I can’t see Sputnik, but I know it’s up there because of the beeps I hear coming from my Dad’s ham radio. I listen to Sputnik with my Dad when I get home from school. He hasn’t been going to work like usual, but a lot of the people he works with came by and talked in the garage when the beeping stopped. I’ve been told that if the beeps stop for over a day, then Sputnik’s radio doesn’t work. That means Sputnik might crash into America like a meteor. It’s Bob O’clock with Bobby Sox, so I need to sign off. Elizabeth Brilling.

The Explosion

I believe space is calling us to join the universe, but we aren’t going to get there any time soon because the Vanguard rocket blew up today. I have a friend who lives in South Titusville, and I bet his house is all shook up. I watched the explosion on TV in the middle of class until the teacher turned it off. AM radio is great, but TV is the future and I hope to get a job at a TV station soon. Cameras are getting better all the time, and traveling to different cities seems like the thing to do. Thomas Linkletter.
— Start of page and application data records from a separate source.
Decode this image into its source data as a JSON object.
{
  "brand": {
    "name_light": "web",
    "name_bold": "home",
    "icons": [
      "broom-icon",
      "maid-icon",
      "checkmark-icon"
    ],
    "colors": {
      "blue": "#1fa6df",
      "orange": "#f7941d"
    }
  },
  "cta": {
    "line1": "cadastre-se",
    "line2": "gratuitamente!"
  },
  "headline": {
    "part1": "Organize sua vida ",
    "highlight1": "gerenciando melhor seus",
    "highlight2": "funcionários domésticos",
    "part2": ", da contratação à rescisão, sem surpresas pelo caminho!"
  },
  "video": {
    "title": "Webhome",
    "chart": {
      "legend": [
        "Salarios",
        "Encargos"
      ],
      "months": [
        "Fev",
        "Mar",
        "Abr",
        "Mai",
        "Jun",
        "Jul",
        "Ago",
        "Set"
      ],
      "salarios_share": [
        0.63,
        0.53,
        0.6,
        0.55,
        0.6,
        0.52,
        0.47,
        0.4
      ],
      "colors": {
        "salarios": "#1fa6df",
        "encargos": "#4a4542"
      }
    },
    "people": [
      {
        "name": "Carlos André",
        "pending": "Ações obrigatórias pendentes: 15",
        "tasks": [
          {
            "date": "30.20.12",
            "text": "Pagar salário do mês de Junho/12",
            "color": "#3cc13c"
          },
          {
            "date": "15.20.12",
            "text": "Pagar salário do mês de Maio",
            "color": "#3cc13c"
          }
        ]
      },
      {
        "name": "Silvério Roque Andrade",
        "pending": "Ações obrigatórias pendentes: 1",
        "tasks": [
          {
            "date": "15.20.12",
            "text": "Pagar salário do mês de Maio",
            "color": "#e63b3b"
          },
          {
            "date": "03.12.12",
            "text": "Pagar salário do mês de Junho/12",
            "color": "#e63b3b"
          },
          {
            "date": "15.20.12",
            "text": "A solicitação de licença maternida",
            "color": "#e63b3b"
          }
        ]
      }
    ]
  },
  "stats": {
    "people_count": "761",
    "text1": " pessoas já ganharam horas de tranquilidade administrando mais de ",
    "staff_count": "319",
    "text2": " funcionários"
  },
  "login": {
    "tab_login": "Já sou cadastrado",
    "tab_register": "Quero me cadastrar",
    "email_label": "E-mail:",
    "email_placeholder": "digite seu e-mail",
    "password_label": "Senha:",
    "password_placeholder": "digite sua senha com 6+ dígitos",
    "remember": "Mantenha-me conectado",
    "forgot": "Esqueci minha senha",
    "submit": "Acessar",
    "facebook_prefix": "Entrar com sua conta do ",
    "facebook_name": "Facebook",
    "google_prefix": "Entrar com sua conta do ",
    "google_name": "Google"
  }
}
On Friday, January 31, 1958, the U.S. launched Explorer 1 into a medium Earth orbit. The satellite was a remnant of Dr. Wernher von Braun’s Project Orbiter after being renamed Project Explorer and moved from Huntsville, Alabama, to Pasadena, California. The development of the rocket remained at Redstone Arsenal, with the U.S. Army changing the Jupiter-C into Juno 1, which could carry a satellite payload. The pride that resulted from the launch of Explorer 1 was evident in the faces of everyday Americans, especially in Huntsville, Alabama, and Titusville, Florida. 4188 days after Explorer 1, on July 20, 1969, Apollo 1 landed on the moon.


References

Sputnik 1, Wikipedia contributors, Wikipedia, The Free Encyclopedia, Retrieved 10 January 2024, from https://en.wikipedia.org/wiki/Sputnik_1.

Sputnik 1, Wikipedia contributors, Wikipedia, The Free Encyclopedia, Retrieved 10 January 2024, from https://en.wikipedia.org/wiki/Sputnik_2.

Explorer 1, Wikipedia contributors, Wikipedia, The Free Encyclopedia, Retrieved 10 January 2024, from https://en.wikipedia.org/wiki/Explorer_1.

Celebrating 65 Years of the Army in space: The launch of EXPLORER I, Dr. Kaylene Hughes, AMCOM History Office, Retrieved 10 January 2024, from https://www.army.mil/article/263448/celebrating_65_years_of_the_army_in_space_the_launch_of_explorer_i